● **WHAT THE TASK REQUIRES**
Each line below that contains the word "redundancy" must be copied.

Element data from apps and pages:
☆ ☆ ☆ ☆ ☆ ☆ ☆
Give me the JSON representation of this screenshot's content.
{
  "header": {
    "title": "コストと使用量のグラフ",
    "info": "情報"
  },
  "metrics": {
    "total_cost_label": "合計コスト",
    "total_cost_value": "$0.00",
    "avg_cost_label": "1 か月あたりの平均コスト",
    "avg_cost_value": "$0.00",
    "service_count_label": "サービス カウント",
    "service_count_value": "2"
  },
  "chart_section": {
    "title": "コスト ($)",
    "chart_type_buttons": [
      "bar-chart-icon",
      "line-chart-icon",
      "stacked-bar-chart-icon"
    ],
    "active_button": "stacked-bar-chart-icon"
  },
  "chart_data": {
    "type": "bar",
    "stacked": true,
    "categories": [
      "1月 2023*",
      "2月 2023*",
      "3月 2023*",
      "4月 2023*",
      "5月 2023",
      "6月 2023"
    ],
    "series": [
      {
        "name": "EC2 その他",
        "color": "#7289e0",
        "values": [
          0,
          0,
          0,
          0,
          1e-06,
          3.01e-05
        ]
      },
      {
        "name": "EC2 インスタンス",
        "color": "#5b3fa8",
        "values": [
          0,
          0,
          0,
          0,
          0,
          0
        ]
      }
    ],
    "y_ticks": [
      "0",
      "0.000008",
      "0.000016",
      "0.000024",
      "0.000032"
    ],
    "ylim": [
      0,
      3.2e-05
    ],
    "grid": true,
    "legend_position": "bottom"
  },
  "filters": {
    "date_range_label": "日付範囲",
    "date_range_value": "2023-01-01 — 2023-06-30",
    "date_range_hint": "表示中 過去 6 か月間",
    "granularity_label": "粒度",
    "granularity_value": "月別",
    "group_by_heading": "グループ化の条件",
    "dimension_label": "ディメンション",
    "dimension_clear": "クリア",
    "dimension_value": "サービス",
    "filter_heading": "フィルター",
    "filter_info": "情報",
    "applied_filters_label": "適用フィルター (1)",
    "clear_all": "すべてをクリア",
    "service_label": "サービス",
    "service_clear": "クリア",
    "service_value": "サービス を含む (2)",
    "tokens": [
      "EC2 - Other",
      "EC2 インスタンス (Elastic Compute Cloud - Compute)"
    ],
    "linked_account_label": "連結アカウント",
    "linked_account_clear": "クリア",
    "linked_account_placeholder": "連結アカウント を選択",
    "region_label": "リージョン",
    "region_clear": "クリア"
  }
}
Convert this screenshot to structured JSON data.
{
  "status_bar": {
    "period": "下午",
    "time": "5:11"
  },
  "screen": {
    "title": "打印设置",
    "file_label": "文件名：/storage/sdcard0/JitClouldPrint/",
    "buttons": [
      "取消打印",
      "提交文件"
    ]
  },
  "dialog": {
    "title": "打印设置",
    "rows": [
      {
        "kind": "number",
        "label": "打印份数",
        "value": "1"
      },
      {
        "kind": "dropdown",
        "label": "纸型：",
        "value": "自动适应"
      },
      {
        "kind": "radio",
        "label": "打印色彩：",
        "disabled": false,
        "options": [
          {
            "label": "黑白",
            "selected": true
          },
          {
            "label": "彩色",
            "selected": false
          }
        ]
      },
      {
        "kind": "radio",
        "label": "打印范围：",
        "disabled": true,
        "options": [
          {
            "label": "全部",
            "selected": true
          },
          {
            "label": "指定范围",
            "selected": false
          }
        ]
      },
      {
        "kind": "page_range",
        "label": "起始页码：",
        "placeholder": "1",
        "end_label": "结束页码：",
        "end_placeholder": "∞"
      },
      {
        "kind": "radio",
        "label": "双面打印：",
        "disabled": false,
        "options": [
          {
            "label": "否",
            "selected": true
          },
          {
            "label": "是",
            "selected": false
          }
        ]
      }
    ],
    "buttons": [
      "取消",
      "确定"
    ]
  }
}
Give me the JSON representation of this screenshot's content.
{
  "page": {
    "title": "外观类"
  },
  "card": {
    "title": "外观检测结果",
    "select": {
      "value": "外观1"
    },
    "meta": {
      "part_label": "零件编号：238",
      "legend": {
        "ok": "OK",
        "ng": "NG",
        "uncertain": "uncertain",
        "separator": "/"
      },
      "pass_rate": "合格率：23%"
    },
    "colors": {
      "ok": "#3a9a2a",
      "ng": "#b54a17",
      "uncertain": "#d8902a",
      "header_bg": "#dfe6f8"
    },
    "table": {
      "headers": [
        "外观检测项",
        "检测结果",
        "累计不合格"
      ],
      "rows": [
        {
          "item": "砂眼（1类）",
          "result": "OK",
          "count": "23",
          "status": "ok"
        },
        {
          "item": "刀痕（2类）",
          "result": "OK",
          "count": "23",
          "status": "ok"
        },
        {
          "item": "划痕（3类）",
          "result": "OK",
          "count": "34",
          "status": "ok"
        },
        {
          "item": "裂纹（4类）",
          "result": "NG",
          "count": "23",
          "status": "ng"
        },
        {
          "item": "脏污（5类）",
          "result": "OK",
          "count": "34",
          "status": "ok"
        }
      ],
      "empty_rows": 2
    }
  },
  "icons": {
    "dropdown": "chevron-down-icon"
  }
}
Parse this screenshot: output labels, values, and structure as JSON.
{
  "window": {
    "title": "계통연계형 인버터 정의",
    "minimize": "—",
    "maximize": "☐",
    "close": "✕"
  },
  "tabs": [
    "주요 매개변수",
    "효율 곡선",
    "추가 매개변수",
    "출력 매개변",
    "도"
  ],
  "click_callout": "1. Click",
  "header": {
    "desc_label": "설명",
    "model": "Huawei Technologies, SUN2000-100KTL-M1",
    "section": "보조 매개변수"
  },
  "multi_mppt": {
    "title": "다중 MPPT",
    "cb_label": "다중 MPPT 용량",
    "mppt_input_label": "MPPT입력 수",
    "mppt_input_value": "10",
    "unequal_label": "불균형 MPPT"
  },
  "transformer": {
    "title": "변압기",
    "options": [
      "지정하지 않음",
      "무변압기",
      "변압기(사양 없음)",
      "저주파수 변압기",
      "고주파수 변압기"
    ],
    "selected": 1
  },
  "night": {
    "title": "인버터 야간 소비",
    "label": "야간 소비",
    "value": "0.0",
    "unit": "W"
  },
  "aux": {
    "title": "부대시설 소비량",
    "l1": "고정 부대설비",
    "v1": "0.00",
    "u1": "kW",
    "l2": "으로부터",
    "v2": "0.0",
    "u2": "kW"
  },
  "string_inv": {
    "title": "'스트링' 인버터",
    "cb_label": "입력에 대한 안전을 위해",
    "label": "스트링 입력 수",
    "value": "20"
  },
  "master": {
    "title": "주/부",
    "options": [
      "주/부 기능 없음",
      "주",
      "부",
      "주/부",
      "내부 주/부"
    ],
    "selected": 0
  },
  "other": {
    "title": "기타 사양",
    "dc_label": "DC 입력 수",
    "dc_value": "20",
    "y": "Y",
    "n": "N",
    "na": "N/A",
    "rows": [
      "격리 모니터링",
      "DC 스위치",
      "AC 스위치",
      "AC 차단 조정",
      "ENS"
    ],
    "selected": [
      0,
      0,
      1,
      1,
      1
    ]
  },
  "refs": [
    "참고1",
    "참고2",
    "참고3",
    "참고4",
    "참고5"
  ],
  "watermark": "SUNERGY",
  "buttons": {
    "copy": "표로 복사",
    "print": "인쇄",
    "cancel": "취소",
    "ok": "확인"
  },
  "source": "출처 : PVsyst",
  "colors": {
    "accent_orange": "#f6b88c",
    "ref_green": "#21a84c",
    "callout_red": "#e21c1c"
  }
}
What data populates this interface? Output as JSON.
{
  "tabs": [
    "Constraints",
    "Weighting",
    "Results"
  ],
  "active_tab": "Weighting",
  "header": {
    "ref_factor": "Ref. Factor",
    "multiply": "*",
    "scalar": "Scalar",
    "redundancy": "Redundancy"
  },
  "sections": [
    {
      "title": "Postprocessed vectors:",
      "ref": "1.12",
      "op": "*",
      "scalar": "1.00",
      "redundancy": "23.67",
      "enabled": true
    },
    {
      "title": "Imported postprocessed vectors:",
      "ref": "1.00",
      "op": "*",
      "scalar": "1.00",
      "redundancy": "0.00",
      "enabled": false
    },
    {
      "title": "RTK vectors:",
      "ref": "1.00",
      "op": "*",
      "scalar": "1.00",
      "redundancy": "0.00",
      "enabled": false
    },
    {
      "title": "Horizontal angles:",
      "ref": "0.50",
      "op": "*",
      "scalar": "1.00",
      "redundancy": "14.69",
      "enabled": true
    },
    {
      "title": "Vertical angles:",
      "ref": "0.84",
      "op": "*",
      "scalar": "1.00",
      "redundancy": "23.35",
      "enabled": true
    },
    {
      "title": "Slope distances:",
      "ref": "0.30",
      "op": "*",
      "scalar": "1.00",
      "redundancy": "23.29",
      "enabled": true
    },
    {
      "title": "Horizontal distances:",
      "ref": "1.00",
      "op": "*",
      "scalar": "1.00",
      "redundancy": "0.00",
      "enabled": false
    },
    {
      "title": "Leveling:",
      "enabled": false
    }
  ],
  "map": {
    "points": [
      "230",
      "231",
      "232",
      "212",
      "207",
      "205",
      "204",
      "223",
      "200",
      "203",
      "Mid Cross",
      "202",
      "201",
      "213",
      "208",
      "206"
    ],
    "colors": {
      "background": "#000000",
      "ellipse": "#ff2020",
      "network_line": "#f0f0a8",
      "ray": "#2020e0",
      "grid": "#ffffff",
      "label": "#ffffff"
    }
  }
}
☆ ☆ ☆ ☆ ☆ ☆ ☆
● **OUTPUT**
    "redundancy": "Redundancy"
      "redundancy": "23.67",
      "redundancy": "0.00",
      "redundancy": "0.00",
      "redundancy": "14.69",
      "redundancy": "23.35",
      "redundancy": "23.29",
      "redundancy": "0.00",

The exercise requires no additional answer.